    you shouldn't drink energy drinks regardless of who makes them. $2 of sugar and chemicals. want energy? eat fruits and vegetables.
    Reply
  • andyviant
    Now I haven't done any recent studies on radio wave frequencies and their interactions with materials, but it seems from what i remember that your can parabolas could actually STOP the microwaves going b/t the phone and tower. Metal is picky when it comes to absorbing or reflecting microwaves. This is why a fork will spark, and a CD will crizzle, but the inside of the oven is made of metal, which doesn't do either (because it configured to reflect). So this definitely seems like it COULD work, under ideal circumstances with ideal materials, but it's definitely hit or miss.

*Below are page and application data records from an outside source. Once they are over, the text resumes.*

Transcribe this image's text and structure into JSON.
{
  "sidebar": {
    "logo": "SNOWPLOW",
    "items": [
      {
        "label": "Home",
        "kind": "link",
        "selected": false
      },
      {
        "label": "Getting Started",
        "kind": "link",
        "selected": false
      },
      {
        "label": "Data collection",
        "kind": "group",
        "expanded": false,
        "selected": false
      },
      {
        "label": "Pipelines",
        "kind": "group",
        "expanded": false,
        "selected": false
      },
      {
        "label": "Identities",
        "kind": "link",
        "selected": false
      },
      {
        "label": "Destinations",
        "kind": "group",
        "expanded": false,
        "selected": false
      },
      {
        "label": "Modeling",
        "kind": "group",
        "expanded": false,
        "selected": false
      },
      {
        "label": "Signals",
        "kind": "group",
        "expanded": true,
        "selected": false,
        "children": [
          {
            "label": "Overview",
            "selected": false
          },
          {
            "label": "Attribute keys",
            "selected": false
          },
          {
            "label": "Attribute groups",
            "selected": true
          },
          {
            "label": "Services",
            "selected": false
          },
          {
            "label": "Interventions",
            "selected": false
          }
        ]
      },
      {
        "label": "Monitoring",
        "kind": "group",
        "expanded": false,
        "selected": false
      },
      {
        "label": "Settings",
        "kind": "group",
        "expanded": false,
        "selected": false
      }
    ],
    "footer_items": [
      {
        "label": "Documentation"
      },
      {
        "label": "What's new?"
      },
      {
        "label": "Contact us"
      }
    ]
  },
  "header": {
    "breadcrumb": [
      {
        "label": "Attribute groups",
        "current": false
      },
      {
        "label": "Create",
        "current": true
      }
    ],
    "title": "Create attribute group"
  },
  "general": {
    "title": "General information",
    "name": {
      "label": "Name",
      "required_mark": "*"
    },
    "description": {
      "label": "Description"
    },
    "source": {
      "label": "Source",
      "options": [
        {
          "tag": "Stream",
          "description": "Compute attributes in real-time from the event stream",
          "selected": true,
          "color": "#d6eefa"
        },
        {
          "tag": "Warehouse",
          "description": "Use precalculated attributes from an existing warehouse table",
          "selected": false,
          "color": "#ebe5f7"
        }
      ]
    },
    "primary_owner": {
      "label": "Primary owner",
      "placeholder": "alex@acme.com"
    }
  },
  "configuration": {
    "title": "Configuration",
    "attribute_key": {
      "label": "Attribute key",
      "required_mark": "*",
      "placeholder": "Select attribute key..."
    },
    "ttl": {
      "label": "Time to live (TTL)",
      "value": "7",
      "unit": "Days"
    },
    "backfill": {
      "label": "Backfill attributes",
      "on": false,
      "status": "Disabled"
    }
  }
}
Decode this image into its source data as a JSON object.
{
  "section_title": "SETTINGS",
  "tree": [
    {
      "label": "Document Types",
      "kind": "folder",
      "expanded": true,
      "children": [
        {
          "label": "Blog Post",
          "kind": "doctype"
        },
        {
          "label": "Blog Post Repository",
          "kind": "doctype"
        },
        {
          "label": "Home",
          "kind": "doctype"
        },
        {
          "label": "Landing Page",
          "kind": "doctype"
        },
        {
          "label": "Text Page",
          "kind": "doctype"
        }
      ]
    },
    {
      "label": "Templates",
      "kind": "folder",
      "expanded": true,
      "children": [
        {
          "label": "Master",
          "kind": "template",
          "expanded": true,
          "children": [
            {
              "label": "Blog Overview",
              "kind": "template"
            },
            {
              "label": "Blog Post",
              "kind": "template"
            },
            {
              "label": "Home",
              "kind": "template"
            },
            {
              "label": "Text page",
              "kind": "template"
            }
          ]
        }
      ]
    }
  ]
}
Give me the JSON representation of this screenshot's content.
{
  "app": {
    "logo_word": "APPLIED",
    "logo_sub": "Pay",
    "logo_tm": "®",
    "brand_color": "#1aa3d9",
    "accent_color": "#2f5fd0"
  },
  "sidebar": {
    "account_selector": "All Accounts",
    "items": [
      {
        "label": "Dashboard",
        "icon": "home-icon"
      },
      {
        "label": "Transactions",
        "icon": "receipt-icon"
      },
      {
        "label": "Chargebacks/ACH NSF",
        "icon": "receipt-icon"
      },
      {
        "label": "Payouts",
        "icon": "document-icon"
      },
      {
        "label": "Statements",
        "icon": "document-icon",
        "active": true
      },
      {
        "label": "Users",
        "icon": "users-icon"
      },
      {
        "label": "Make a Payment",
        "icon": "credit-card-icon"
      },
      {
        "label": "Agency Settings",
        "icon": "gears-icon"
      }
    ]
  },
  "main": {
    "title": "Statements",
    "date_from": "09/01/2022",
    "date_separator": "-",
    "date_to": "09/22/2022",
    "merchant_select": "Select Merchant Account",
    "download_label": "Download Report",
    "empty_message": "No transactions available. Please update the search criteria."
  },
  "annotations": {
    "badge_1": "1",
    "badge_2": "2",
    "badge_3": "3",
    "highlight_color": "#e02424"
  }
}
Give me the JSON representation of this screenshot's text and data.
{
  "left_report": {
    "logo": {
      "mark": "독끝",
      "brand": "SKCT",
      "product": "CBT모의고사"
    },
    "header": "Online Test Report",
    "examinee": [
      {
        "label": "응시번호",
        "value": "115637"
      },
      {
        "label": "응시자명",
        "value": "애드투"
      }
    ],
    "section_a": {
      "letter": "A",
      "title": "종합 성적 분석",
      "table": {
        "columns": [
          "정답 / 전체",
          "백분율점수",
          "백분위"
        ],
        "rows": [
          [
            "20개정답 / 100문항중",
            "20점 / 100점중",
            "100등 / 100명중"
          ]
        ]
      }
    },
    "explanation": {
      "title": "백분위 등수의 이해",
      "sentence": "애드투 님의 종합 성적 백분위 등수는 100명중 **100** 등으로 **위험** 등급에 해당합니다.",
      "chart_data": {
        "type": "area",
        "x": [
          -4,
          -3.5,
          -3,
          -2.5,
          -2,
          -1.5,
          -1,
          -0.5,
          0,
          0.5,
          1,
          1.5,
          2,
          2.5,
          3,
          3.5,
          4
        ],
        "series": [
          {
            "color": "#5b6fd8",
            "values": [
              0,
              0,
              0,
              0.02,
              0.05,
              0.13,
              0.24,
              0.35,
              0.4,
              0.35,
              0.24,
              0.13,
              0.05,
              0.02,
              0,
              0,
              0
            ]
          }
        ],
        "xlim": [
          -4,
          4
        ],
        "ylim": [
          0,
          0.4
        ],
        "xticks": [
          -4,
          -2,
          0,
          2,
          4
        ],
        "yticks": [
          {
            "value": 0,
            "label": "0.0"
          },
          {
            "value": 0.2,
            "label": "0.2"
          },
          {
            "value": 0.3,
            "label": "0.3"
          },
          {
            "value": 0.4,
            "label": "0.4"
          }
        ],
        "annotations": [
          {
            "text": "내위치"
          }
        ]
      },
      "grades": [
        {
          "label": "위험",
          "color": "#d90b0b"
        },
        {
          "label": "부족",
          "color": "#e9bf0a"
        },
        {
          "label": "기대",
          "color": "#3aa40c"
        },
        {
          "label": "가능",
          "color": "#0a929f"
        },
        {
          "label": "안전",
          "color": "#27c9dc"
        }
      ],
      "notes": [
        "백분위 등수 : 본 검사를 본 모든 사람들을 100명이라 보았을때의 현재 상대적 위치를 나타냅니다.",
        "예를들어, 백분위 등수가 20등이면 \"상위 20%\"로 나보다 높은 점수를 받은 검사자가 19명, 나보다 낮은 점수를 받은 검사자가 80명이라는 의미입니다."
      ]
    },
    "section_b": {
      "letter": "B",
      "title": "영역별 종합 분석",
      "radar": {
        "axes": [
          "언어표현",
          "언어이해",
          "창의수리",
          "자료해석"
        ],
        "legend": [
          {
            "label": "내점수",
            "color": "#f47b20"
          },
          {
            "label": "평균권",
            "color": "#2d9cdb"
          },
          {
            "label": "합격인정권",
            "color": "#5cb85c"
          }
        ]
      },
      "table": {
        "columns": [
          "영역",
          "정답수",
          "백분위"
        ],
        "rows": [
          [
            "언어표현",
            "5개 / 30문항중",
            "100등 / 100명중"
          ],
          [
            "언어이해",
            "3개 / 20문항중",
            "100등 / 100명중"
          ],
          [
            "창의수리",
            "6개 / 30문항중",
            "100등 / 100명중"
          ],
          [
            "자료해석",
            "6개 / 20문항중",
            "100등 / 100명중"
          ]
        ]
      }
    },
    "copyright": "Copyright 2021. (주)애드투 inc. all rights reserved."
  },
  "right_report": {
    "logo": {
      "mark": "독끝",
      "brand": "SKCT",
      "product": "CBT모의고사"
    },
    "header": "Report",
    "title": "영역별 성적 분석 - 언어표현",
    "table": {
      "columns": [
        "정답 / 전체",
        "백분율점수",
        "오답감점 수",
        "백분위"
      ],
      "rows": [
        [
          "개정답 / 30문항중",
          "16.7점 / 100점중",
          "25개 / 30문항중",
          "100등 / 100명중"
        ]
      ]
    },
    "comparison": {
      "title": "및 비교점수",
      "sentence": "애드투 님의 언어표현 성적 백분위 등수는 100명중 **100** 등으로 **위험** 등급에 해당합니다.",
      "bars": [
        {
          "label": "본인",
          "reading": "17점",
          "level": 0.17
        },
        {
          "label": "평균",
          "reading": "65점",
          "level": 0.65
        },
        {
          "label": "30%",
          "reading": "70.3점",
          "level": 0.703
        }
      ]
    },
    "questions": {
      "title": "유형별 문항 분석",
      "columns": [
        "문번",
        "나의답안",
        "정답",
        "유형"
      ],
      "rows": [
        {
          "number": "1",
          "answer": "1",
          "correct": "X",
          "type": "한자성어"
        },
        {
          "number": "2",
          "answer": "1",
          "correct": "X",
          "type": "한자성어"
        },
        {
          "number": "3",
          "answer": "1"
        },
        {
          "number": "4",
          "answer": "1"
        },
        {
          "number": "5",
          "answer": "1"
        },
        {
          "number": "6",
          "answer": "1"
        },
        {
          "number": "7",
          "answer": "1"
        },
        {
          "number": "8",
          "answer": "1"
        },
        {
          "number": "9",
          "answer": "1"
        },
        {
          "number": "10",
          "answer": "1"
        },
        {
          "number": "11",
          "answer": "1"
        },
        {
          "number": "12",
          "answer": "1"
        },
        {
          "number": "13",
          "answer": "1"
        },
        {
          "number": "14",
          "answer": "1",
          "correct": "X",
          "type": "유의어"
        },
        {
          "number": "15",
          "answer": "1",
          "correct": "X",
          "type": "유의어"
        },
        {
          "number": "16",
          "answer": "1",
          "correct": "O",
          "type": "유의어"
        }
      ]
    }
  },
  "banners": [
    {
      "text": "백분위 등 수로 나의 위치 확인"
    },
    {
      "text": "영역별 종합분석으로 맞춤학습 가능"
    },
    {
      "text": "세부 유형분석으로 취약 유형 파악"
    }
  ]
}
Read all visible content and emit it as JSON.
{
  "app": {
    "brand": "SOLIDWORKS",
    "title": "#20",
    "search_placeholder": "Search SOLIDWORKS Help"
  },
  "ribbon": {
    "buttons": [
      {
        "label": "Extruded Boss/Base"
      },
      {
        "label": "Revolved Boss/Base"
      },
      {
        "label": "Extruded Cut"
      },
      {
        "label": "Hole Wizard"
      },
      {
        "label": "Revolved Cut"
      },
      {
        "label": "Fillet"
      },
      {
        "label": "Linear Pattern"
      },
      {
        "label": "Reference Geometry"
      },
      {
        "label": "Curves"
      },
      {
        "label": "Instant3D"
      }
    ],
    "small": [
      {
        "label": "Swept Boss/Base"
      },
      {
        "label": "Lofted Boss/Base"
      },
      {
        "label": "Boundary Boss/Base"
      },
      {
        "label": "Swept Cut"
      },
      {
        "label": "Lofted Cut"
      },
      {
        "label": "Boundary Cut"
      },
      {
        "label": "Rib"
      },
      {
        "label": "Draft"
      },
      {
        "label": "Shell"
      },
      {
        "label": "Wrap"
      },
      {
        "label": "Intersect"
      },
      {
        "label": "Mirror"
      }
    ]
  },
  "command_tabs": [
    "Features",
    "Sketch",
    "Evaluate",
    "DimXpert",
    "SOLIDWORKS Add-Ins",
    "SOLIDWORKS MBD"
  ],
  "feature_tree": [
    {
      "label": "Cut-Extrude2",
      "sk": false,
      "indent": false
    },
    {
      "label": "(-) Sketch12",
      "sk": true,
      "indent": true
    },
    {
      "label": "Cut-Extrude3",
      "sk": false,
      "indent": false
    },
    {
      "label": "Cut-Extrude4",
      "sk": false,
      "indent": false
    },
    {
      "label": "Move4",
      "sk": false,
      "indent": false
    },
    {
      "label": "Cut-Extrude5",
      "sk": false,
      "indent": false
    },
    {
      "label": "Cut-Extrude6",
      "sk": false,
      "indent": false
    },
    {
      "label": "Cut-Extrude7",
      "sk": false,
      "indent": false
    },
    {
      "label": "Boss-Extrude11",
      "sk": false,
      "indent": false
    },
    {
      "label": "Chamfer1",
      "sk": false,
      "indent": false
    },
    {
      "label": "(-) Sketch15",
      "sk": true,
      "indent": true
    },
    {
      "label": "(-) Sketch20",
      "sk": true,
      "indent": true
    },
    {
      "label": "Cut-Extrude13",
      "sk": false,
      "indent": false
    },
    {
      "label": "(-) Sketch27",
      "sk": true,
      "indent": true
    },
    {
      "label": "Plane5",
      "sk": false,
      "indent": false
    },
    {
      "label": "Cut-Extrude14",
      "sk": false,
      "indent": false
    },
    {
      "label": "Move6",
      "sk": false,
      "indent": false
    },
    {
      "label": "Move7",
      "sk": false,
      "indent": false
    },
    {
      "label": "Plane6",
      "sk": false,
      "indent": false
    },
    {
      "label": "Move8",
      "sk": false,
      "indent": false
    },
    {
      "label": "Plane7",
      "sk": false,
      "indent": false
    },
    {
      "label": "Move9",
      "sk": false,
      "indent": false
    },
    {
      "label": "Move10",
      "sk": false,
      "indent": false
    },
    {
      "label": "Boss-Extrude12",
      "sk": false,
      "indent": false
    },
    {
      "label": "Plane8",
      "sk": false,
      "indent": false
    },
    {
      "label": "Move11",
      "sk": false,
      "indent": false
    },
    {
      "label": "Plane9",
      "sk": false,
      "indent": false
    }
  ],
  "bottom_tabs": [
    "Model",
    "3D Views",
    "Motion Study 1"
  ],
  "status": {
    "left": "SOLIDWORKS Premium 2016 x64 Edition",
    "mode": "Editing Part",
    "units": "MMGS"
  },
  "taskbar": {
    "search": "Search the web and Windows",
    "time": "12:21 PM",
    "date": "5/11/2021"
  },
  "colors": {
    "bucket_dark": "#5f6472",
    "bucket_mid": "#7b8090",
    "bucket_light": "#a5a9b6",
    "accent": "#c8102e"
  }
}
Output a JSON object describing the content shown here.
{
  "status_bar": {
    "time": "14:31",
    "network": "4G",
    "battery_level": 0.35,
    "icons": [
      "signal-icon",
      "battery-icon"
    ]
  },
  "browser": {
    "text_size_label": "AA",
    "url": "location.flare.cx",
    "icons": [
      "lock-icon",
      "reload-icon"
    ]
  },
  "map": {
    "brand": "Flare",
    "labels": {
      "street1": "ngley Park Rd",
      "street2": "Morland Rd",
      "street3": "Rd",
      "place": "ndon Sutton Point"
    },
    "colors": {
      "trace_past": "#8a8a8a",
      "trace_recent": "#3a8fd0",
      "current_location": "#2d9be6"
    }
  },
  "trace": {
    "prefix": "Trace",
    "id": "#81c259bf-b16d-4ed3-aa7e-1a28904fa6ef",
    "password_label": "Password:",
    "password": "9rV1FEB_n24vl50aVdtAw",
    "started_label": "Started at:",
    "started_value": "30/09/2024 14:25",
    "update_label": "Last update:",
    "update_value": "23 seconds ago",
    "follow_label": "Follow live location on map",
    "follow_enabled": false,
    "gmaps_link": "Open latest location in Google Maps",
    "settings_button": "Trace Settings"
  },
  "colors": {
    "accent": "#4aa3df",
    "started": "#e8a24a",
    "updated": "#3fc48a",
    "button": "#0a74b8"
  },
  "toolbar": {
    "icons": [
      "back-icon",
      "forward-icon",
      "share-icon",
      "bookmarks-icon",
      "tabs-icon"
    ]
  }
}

Unsure why this seems to be so successful w/ wifi waves...maybe the short vs. long range wave strength is at fault.

    Also to note: how many cell phones
    are made out of aluminum -- wrapping a can part way around a phone seems to go directly against the design decision to avoid use of metal in the phones shell.
    Reply